In the cinema, once you have bought your ticket, you are also temporarily liberated from the tyranny of choice. No longer are you uncommitted, and playing the field, constantly looking for the most attractive prospect out there in a world of almost endless possibilities. You have invested time and money in this choice, so it will take more than momentary displeasure or lack of interest to drive you away. With such commitment comes access to a wider and deeper range of experiences. The film doesn’t need to act like it’s on a permanent first date. Some films are loveable and worthwhile not because they’re attention-grabbing, exciting, or fun, but because they’re confrontational, or tranquil, or confusing, or a huge range of other things.

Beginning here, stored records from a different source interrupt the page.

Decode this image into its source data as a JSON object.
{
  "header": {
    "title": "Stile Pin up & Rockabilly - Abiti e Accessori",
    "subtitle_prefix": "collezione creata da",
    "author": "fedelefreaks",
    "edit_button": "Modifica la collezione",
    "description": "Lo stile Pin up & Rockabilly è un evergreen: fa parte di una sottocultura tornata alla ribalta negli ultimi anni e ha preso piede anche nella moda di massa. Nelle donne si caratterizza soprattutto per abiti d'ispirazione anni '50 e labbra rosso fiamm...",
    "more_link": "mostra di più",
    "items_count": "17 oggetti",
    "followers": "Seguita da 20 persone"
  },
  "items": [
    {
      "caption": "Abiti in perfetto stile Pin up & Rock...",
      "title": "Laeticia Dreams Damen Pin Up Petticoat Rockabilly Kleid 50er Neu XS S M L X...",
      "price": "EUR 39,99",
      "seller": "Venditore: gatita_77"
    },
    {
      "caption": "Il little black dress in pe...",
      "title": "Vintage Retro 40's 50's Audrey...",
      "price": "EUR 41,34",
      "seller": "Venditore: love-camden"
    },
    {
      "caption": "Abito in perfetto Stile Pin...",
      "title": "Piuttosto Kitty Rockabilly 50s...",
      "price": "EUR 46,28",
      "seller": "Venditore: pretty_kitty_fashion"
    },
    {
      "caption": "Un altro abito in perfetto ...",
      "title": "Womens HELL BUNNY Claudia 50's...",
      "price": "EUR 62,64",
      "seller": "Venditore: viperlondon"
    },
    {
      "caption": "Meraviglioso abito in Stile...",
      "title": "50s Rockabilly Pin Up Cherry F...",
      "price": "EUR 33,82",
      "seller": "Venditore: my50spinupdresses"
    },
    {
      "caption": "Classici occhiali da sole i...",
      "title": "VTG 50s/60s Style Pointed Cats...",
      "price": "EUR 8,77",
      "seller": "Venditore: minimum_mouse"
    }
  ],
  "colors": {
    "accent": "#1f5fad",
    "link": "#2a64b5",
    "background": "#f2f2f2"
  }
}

Taking choice partly out of your hands is also, as paradoxical as it may at first sound, a good way of exposing yourself to a wider variety of cultural goods. It is true that television viewers no longer have their viewing choices made for them by television schedulers. However, it is not true that these choices are now completely unguided. When your subscription streaming service uses metadata to suggest what you should watch next, it will usually try to offer you things similar to things you have already watched. You are being offered lots of stuff, but at the same time, you are being funnelled into a taste bracket, because it is lots of similar stuff. This explains why a mid-century viewer of the BBC would enjoy greater variety in their viewing than many contemporary users of Netflix do. More choice does not necessarily lead to greater variety, and can in fact diminish it.
The cinema offers us not content but experiences that are harder to get at home. Bingeing on, grazing through and relaxing with television are all wonderful things. But there is no substitute for dressing up, leaving the comfort and endless choices and distractions of the private sphere behind, and going out to meet a film in public. Familiar comforts and predictable pleasures are legitimate things to seek out in our leisure time, but there is also a place for taking a chance on something that might not have been your first or natural choice, but might, for precisely those reasons, expand your taste horizons. In the city where I live, that place is called Hull Independent Cinema.
Dr James Zborowski is a Lecturer in Film and Television Studies at the University of Hull where he teaches modules on a range of aspects of television, media, film and other forms of popular culture. You can read more from him over on his blog.